Work request — Search the entries for the word "JSON". Copy every line that holds it.

Input data —

■ ■ ■ ■ ■ ■ ■

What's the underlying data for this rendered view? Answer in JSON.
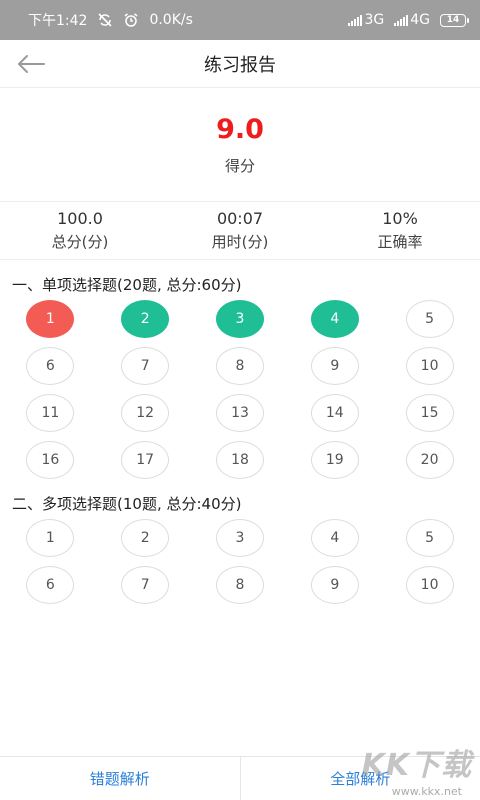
{
  "status": {
    "time": "下午1:42",
    "speed": "0.0K/s",
    "net1": "3G",
    "net2": "4G",
    "battery": "14"
  },
  "header": {
    "title": "练习报告"
  },
  "score": {
    "value": "9.0",
    "label": "得分"
  },
  "stats": [
    {
      "value": "100.0",
      "label": "总分(分)"
    },
    {
      "value": "00:07",
      "label": "用时(分)"
    },
    {
      "value": "10%",
      "label": "正确率"
    }
  ],
  "sections": [
    {
      "title": "一、单项选择题(20题, 总分:60分)",
      "items": [
        {
          "n": "1",
          "s": "wrong"
        },
        {
          "n": "2",
          "s": "right"
        },
        {
          "n": "3",
          "s": "right"
        },
        {
          "n": "4",
          "s": "right"
        },
        {
          "n": "5",
          "s": "none"
        },
        {
          "n": "6",
          "s": "none"
        },
        {
          "n": "7",
          "s": "none"
        },
        {
          "n": "8",
          "s": "none"
        },
        {
          "n": "9",
          "s": "none"
        },
        {
          "n": "10",
          "s": "none"
        },
        {
          "n": "11",
          "s": "none"
        },
        {
          "n": "12",
          "s": "none"
        },
        {
          "n": "13",
          "s": "none"
        },
        {
          "n": "14",
          "s": "none"
        },
        {
          "n": "15",
          "s": "none"
        },
        {
          "n": "16",
          "s": "none"
        },
        {
          "n": "17",
          "s": "none"
        },
        {
          "n": "18",
          "s": "none"
        },
        {
          "n": "19",
          "s": "none"
        },
        {
          "n": "20",
          "s": "none"
        }
      ]
    },
    {
      "title": "二、多项选择题(10题, 总分:40分)",
      "items": [
        {
          "n": "1",
          "s": "none"
        },
        {
          "n": "2",
          "s": "none"
        },
        {
          "n": "3",
          "s": "none"
        },
        {
          "n": "4",
          "s": "none"
        },
        {
          "n": "5",
          "s": "none"
        },
        {
          "n": "6",
          "s": "none"
        },
        {
          "n": "7",
          "s": "none"
        },
        {
          "n": "8",
          "s": "none"
        },
        {
          "n": "9",
          "s": "none"
        },
        {
          "n": "10",
          "s": "none"
        }
      ]
    }
  ],
  "footer": {
    "wrong_analysis": "错题解析",
    "all_analysis": "全部解析"
  },
  "watermark": {
    "main": "KK下载",
    "sub": "www.kkx.net"
  },
  "colors": {
    "wrong": "#f25c55",
    "right": "#1fbe95",
    "score": "#ee1c1c",
    "link": "#2b7fd8"
  }
}
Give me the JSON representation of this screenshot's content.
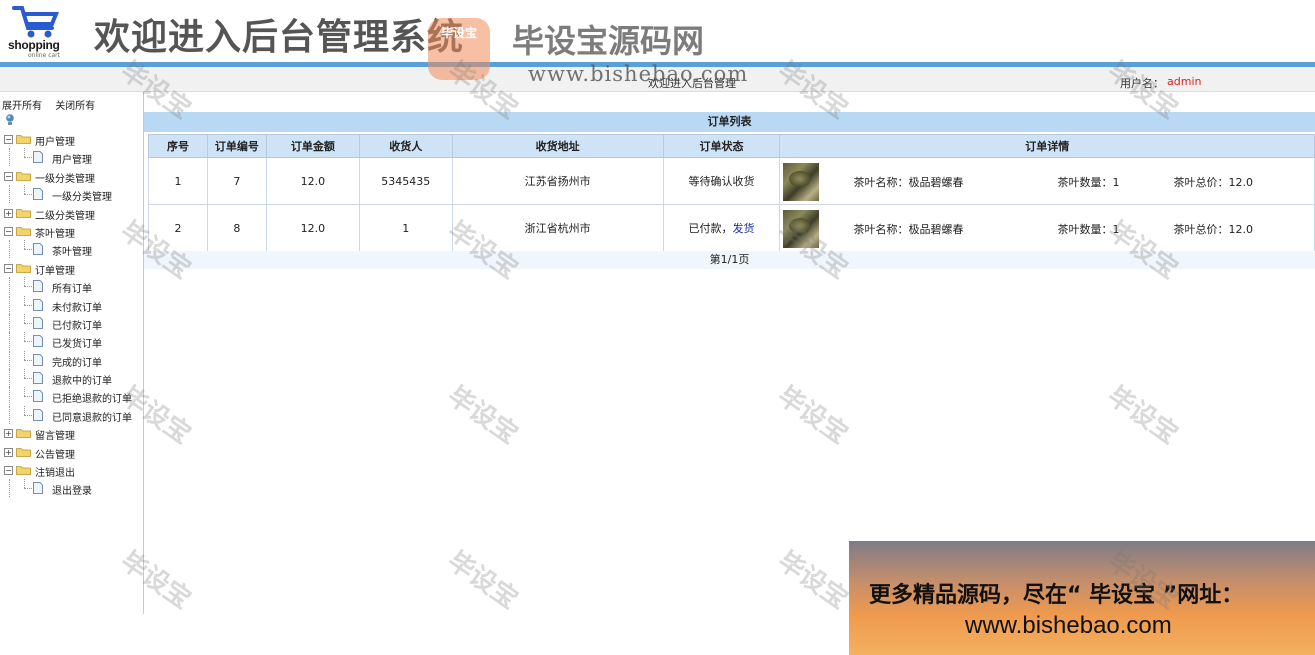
{
  "header": {
    "logo_text": "shopping",
    "logo_sub": "online cart",
    "system_title": "欢迎进入后台管理系统",
    "welcome": "欢迎进入后台管理",
    "user_label": "用户名：",
    "user_name": "admin"
  },
  "sidebar": {
    "expand_all": "展开所有",
    "collapse_all": "关闭所有",
    "tree": [
      {
        "type": "parent",
        "sign": "−",
        "label": "用户管理"
      },
      {
        "type": "child",
        "label": "用户管理"
      },
      {
        "type": "parent",
        "sign": "−",
        "label": "一级分类管理"
      },
      {
        "type": "child",
        "label": "一级分类管理"
      },
      {
        "type": "parent",
        "sign": "+",
        "label": "二级分类管理"
      },
      {
        "type": "parent",
        "sign": "−",
        "label": "茶叶管理"
      },
      {
        "type": "child",
        "label": "茶叶管理"
      },
      {
        "type": "parent",
        "sign": "−",
        "label": "订单管理"
      },
      {
        "type": "child",
        "label": "所有订单"
      },
      {
        "type": "child",
        "label": "未付款订单"
      },
      {
        "type": "child",
        "label": "已付款订单"
      },
      {
        "type": "child",
        "label": "已发货订单"
      },
      {
        "type": "child",
        "label": "完成的订单"
      },
      {
        "type": "child",
        "label": "退款中的订单"
      },
      {
        "type": "child",
        "label": "已拒绝退款的订单"
      },
      {
        "type": "child",
        "label": "已同意退款的订单"
      },
      {
        "type": "parent",
        "sign": "+",
        "label": "留言管理"
      },
      {
        "type": "parent",
        "sign": "+",
        "label": "公告管理"
      },
      {
        "type": "parent",
        "sign": "−",
        "label": "注销退出"
      },
      {
        "type": "child",
        "label": "退出登录"
      }
    ]
  },
  "main": {
    "caption": "订单列表",
    "columns": [
      "序号",
      "订单编号",
      "订单金额",
      "收货人",
      "收货地址",
      "订单状态",
      "订单详情"
    ],
    "rows": [
      {
        "index": "1",
        "order_no": "7",
        "amount": "12.0",
        "receiver": "5345435",
        "address": "江苏省扬州市",
        "status": "等待确认收货",
        "status_link": "",
        "detail_name": "茶叶名称：极品碧螺春",
        "detail_qty": "茶叶数量：1",
        "detail_total": "茶叶总价：12.0"
      },
      {
        "index": "2",
        "order_no": "8",
        "amount": "12.0",
        "receiver": "1",
        "address": "浙江省杭州市",
        "status": "已付款，",
        "status_link": "发货",
        "detail_name": "茶叶名称：极品碧螺春",
        "detail_qty": "茶叶数量：1",
        "detail_total": "茶叶总价：12.0"
      }
    ],
    "pager": "第1/1页"
  },
  "watermark": {
    "text": "毕设宝",
    "site_name": "毕设宝源码网",
    "site_url": "www.bishebao.com",
    "badge_text": "毕设宝"
  },
  "promo": {
    "line1": "更多精品源码，尽在“ 毕设宝 ”网址：",
    "line2": "www.bishebao.com"
  }
}
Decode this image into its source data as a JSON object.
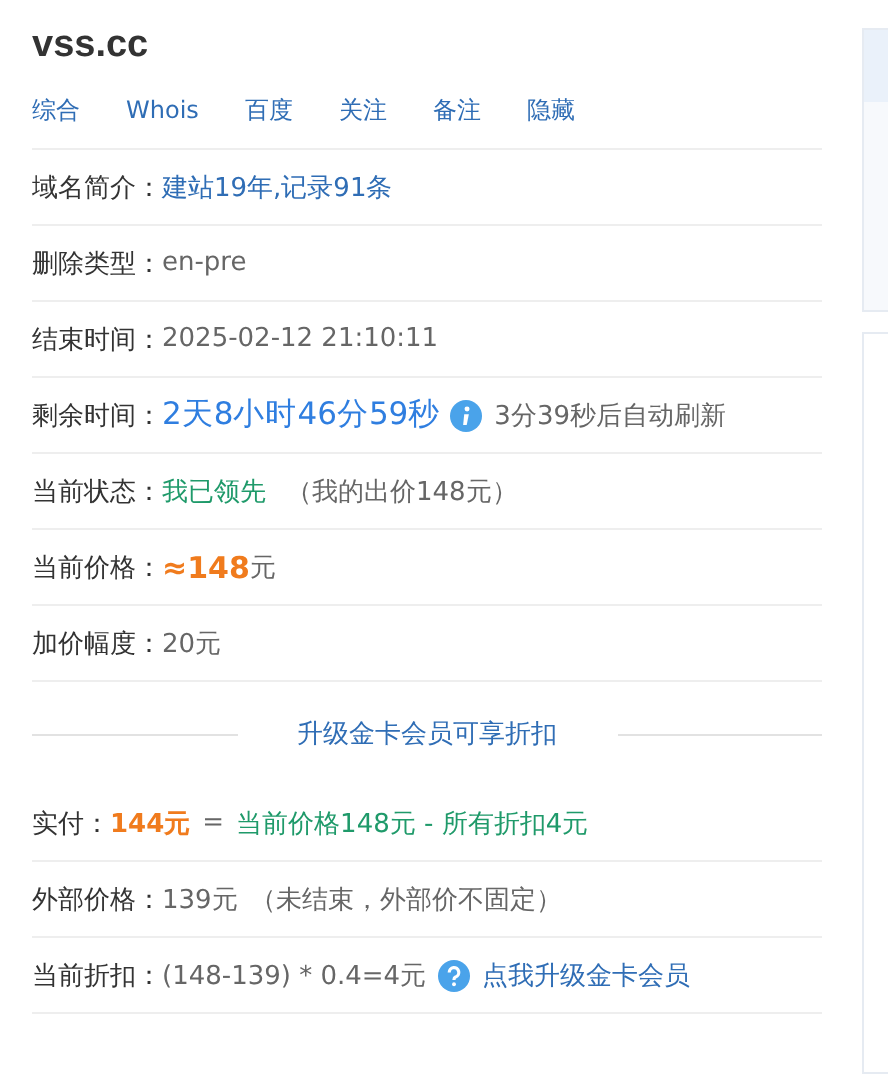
{
  "title": "vss.cc",
  "nav": [
    {
      "label": "综合"
    },
    {
      "label": "Whois"
    },
    {
      "label": "百度"
    },
    {
      "label": "关注"
    },
    {
      "label": "备注"
    },
    {
      "label": "隐藏"
    }
  ],
  "rows": [
    {
      "label": "域名简介：",
      "parts": [
        {
          "kind": "link",
          "text": "建站19年,记录91条"
        }
      ]
    },
    {
      "label": "删除类型：",
      "parts": [
        {
          "kind": "plain",
          "text": "en-pre"
        }
      ]
    },
    {
      "label": "结束时间：",
      "parts": [
        {
          "kind": "plain",
          "text": "2025-02-12 21:10:11"
        }
      ]
    },
    {
      "label": "剩余时间：",
      "parts": [
        {
          "kind": "countdown",
          "text": "2天8小时46分59秒"
        },
        {
          "kind": "info"
        },
        {
          "kind": "plain",
          "text": "3分39秒后自动刷新"
        }
      ]
    },
    {
      "label": "当前状态：",
      "parts": [
        {
          "kind": "green",
          "text": "我已领先"
        },
        {
          "kind": "plain",
          "text": "（我的出价148元）"
        }
      ]
    },
    {
      "label": "当前价格：",
      "parts": [
        {
          "kind": "price",
          "text": "≈148"
        },
        {
          "kind": "plain",
          "text": "元"
        }
      ]
    },
    {
      "label": "加价幅度：",
      "parts": [
        {
          "kind": "plain",
          "text": "20元"
        }
      ]
    }
  ],
  "divider": "升级金卡会员可享折扣",
  "summary": [
    {
      "label": "实付：",
      "parts": [
        {
          "kind": "pay",
          "text": "144元"
        },
        {
          "kind": "plain",
          "text": "="
        },
        {
          "kind": "green",
          "text": "当前价格148元 - 所有折扣4元"
        }
      ]
    },
    {
      "label": "外部价格：",
      "parts": [
        {
          "kind": "plain",
          "text": "139元"
        },
        {
          "kind": "plain",
          "text": "（未结束，外部价不固定）"
        }
      ]
    },
    {
      "label": "当前折扣：",
      "parts": [
        {
          "kind": "plain",
          "text": "(148-139) * 0.4=4元"
        },
        {
          "kind": "help"
        },
        {
          "kind": "link",
          "text": "点我升级金卡会员"
        }
      ]
    }
  ]
}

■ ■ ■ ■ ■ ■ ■

Solution —
What's the underlying data for this rendered view? Answer in JSON.
Give me the JSON representation of this screenshot's content.
Decode this image into its source data as a JSON object.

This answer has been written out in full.